Telecommunications equipment or customer premises equipment that comply with the requirements of subpart C of this part [of Section 255 of the Telecommunications Act of 1996].
A set of high-speed digital telecommunications lines that usually use regular telephone wiring but require special equipment at the user’s end. The most common form now available to residential customers is Asymmetrical Digital Subscriber Line (ADSL), which has a faster downstream speed than upstream, making it suitable for web browsing and low-speed video applications.
Different means of providing access to printed material. Alternate formats may include, but are not limited to, Braille, ASCII text, large print, and audiocassette recording.
Different means of providing information to users of products including product documentation and information about the status or operation of controls. Examples of alternate modes may include, but are not limited to, voice, fax, telecommunications relay service, TTY, Internet posting, captioning, text-to-speech synthesis, and video description.
The method of dialing a phone whereby the user enters all the digits and then enters a “dial” command. Before this command is issued, the user may correct the string of digits.
Telecommunications equipment or customer premises equipment that comply with the requirements of Subpart D [of Section 255 of the Telecommunications Act of 1996].
Equipment employed on the premises of a person (other than a carrier) to originate, route, or terminate telecommunications. [47 U.S.C. 153 (14) ]
The system of tone pairs used in touch-tone devices.
A digital telecommunications line capable of carrying 128 kilobits per second.
Systems, also called audiotext, that allow for touch-tone interaction with voice menus to receive voice information over a phone line.
A manufacturer of telecommunications equipment or customer premises equipment that sells to the public or to vendors that sell to the public; a final assembler.
A specific sensory or motor channel, such as hearing, vision, touch, speech, and arm/hand/finger movement.
An individual and specific instance of a product type.
Devices employed in connection with telecommunications equipment or customer premises equipment to translate, enhance, or otherwise transform telecommunications into a form accessible to individuals with disabilities.
Telecommunications equipment or customer premises equipment.
A category of products that are similar in design and function, such as “cordless telephones” and “answering machines.”
Easily accomplishable and able to be carried out without much difficulty or expense. [42 U.S.C.12181 (9) ]
The provision of a product’s input, control, and output functions through multiple modalities so as to maximize its ability to be used by people with disabilities.
The ability, comprehensible to the user, to choose among a product’s redundant modalities.
Equipment, employed on the premises of a person (other than a carrier) to originate, route, or terminate telecommunications, which is commonly used by individuals with disabilities to achieve access.
The transmission, between or among points specified by the user, of information of the user's choosing, without change in the form or content of the information as sent and received. [47 U.S.C. 153(43) ]
Equipment, other than customer premises equipment, used by a carrier to provide telecommunications services, and includes software integral to such equipment (including upgrades). [ 47 U.S.C. 153 (45) ]
The operator-based service that provides a translation medium between users of TTYs and users of standard voice telephones.
The offering of telecommunications for a fee directly to the public, or to such classes of users as to be effectively available directly to the public, regardless of the facilities used. [ 47 U.S.C. 153 (46) ]
An abbreviation for teletypewriter.
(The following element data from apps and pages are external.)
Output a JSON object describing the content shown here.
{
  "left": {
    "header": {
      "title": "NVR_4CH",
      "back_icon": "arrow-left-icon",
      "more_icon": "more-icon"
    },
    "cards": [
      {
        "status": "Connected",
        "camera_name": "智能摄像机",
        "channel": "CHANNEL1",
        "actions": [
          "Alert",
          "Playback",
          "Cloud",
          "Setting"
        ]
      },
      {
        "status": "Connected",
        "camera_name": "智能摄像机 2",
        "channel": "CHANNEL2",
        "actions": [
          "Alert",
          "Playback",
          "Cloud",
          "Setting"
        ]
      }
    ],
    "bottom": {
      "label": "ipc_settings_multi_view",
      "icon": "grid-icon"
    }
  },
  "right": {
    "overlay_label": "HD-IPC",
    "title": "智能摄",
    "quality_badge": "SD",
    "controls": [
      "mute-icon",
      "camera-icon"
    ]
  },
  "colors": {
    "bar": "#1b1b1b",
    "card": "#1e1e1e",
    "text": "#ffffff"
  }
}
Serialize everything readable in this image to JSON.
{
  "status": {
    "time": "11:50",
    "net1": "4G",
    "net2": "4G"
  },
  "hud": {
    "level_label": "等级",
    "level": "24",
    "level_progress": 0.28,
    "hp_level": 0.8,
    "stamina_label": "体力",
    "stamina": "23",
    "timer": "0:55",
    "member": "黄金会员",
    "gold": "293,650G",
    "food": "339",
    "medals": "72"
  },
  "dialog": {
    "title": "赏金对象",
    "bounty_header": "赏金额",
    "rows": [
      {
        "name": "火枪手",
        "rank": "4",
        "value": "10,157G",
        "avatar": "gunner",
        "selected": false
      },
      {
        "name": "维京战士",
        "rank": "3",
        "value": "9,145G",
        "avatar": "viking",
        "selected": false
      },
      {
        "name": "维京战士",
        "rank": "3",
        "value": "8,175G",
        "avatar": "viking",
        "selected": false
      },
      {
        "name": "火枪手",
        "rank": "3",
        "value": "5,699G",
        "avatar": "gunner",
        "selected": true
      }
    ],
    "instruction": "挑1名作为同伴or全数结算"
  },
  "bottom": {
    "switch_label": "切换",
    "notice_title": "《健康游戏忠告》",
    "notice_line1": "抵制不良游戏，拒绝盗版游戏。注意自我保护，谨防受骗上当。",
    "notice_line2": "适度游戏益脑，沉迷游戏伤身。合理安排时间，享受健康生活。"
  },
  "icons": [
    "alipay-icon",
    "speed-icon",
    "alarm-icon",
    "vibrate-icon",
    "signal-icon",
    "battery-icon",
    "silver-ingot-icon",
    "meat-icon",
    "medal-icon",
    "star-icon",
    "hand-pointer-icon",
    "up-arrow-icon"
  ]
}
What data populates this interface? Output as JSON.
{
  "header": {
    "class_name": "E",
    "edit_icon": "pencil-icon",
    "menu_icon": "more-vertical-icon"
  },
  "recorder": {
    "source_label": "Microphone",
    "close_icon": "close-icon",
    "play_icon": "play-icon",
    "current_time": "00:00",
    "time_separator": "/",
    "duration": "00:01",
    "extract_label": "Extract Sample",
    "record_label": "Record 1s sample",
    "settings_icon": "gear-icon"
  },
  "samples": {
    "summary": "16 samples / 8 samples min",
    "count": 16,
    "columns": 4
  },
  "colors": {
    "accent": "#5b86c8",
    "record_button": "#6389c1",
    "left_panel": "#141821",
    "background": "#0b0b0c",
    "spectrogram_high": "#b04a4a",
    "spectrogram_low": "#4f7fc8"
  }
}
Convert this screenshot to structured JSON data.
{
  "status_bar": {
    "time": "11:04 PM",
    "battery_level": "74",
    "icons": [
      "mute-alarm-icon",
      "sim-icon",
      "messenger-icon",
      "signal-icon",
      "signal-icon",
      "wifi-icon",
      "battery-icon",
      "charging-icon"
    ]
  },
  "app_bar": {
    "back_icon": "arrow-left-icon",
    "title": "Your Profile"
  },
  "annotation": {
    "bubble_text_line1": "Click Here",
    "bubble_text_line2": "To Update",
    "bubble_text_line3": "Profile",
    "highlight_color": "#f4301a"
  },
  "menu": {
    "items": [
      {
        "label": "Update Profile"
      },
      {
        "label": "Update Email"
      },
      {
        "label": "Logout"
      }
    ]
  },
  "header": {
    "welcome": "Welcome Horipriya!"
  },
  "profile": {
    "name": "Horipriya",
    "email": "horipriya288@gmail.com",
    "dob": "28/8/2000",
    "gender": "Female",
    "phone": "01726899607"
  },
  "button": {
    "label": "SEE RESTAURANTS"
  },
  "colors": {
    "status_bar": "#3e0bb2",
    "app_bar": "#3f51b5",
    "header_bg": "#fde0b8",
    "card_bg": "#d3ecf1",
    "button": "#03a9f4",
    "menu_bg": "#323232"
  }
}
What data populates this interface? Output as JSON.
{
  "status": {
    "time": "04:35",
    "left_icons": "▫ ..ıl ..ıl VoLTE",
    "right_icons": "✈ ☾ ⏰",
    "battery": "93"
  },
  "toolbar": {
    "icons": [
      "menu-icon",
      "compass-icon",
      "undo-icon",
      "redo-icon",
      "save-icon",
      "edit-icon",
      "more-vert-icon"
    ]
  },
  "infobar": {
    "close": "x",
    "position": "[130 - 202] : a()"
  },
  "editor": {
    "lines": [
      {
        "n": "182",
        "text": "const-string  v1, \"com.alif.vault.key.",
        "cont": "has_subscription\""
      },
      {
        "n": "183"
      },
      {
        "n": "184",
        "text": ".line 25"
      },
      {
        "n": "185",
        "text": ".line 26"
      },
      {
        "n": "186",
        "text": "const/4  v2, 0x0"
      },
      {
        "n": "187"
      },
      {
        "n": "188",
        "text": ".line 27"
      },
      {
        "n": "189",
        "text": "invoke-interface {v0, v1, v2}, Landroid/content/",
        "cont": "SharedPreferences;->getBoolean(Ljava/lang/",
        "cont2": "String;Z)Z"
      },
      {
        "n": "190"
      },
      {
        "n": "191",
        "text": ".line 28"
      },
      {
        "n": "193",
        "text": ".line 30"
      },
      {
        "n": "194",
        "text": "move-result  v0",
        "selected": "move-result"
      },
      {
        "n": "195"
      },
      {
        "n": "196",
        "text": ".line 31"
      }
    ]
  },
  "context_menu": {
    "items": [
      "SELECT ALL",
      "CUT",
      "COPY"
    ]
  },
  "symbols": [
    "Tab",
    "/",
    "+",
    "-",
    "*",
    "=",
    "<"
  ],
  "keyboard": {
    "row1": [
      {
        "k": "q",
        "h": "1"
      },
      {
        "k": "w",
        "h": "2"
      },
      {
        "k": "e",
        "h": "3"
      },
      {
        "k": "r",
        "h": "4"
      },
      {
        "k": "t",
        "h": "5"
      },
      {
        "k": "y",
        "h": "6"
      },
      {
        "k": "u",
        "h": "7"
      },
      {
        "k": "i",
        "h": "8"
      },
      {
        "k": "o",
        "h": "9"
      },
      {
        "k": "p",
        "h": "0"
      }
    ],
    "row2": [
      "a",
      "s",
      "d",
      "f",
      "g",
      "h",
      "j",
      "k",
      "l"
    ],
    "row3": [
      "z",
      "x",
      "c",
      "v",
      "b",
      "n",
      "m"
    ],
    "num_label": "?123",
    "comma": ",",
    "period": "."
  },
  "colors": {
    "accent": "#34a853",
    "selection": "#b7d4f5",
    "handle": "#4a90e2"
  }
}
Machinery or equipment that employs interactive text based communications through the transmission of coded signals across the standard telephone network. TTYs can include, for example, devices known as TDDs (telecommunication display devices or telecommunication devices for deaf persons) or computers with special modems. TTYs are also called text telephones.
Means that individuals with disabilities have access to the full functionality and documentation for the product, including instructions, product information (including accessible feature information), documentation, and technical support functionally equivalent to that provided to individuals without disabilities.